That said, 37 of those complaints involved people who are currently minors, suggesting clerical abuse is not only a problem of the past. (Some of those complaints were unsubstantiated.)
Church officials still think that’s cause for celebration:
Church officials said the fact that there remains such a small number of claims of recent abuse shows that their reforms are working and that the jump in reporting of older claims reflects confidence complaints will be taken seriously.
“It reflects the same pattern we’ve been seeing — there hasn’t been a real uptick in cases since the Charter,” said Francesco C. Cesareo, the chairman of the National Review Board, a committee created by the Catholic Church in 2002 to oversee the implementation of the Charter. “I think the data is out there to show that the Church has been the one institution that has really taken an institutional approach to this and put in place policies and protocols that have resulted in a much safer environment within the Church.”

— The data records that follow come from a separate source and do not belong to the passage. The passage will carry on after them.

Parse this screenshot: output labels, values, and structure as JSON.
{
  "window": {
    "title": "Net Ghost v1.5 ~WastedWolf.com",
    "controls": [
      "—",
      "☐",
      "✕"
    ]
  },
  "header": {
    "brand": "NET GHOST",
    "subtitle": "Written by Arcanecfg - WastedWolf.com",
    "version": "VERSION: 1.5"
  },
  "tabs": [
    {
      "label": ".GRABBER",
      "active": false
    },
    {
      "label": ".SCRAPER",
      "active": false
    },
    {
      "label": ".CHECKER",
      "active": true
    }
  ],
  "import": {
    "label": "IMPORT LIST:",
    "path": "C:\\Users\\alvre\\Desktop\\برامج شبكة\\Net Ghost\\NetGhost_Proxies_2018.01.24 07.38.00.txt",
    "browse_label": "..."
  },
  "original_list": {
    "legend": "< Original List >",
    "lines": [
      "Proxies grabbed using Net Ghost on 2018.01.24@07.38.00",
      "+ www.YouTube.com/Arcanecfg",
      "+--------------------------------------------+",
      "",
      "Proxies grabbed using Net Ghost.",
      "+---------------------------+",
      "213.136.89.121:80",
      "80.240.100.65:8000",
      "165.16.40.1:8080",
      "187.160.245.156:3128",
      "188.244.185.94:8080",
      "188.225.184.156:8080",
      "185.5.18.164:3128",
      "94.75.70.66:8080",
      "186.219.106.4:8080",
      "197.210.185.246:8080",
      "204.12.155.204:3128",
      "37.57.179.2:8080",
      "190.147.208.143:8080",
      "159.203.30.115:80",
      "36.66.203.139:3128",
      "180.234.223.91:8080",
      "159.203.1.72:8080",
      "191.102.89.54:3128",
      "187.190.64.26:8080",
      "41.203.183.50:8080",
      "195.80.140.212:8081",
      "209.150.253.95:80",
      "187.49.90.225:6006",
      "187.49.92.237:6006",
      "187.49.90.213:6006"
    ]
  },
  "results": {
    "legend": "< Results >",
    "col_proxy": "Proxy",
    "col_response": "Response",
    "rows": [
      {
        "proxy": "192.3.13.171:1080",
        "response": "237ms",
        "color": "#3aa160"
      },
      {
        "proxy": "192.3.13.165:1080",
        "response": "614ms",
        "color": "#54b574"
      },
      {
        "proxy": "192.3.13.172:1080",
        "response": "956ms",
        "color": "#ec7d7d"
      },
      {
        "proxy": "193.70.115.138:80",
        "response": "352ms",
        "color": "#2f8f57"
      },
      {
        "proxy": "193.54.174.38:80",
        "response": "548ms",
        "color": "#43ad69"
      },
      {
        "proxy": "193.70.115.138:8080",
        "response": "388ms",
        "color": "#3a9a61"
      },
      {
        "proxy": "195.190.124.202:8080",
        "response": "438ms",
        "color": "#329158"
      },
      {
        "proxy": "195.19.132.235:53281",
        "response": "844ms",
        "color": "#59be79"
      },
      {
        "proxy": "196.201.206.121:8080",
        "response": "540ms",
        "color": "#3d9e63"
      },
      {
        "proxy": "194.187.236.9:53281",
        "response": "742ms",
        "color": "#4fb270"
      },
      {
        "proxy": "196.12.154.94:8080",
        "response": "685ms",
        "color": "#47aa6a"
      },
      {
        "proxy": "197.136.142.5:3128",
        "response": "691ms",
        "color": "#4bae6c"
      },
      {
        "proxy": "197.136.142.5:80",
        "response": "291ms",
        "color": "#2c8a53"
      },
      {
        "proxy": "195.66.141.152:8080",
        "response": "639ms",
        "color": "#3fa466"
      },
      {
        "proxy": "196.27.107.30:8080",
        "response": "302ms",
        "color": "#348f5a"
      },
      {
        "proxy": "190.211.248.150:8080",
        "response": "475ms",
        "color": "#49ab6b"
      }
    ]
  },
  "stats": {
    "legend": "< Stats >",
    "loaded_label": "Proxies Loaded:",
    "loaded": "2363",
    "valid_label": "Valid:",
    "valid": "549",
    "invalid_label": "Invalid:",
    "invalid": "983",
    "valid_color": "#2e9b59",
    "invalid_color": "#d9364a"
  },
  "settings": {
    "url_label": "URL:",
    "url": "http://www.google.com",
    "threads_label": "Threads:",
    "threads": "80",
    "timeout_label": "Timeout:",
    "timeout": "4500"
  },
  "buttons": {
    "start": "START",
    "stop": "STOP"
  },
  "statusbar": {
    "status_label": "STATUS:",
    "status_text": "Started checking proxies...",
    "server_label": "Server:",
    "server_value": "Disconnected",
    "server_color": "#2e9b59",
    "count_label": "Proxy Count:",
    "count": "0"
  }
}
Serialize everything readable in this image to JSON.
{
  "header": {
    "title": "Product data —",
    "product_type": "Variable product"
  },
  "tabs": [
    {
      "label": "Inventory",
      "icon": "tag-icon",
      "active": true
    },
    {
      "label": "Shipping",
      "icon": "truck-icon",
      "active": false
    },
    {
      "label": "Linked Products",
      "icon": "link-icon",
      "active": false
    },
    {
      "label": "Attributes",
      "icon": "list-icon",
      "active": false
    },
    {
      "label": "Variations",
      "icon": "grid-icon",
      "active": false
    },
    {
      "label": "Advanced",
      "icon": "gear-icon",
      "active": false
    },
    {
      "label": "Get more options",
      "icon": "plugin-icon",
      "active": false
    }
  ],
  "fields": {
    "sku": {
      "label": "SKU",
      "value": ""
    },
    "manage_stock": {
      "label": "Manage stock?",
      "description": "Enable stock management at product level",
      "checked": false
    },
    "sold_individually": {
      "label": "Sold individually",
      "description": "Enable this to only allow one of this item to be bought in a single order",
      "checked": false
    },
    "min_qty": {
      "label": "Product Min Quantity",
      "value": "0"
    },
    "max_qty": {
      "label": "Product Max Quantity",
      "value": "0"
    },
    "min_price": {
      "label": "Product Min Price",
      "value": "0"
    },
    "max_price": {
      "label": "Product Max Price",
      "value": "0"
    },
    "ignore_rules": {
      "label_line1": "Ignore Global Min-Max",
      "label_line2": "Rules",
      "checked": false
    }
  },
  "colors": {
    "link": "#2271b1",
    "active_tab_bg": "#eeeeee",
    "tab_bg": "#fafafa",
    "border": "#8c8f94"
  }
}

As for the nearly 3,000 priests and other Catholic leaders who have been accused of abuse, the report says most of them (1,593) are dead. Many others are temporarily (138) or permanently (321) removed from ministry. But 83 remain “active” in the Church, presumably because the allegations haven’t led to charges or were not found to be credible.
One other interesting tidbit: In 2019, the Church says it spent more than $280 million on child abuse settlements, other payments to victims, “support for offenders,” attorneys’ fees, and other miscellaneous costs related to those lawsuits. That’s a steep rise from even 2014, when they had to spend $106 million.
Of that $281,611,817, only $41,509,582 was covered by insurance… So now we know where that tithe money is going.
Naturally, the Catholic League’s Bill Donohue is praising the Church for being close to perfect.
Of the 49,972 members of the clergy (33,628 priests and 16,344 deacons), .07% (37) had an accusation made against them for abusing a minor. However, since only .016% (8) could be substantiated, that means that 99.98% of priests did not have a substantiated accusation made against them.
In other words, clergy sexual abuse is near 0%.
There’s nothing more Catholic League than throwing a party because the number of priests whose cases of sex abuse could be proven is a number their victims could count on their fingers. (Donohue conveniently leaves out all the priests who are still being investigated.)
Forget the Bible. Anyone thinking about joining the Catholic Church should just read this report. Think twice before you dedicate your life to a criminal enterprise.
(Featured image via Shutterstock)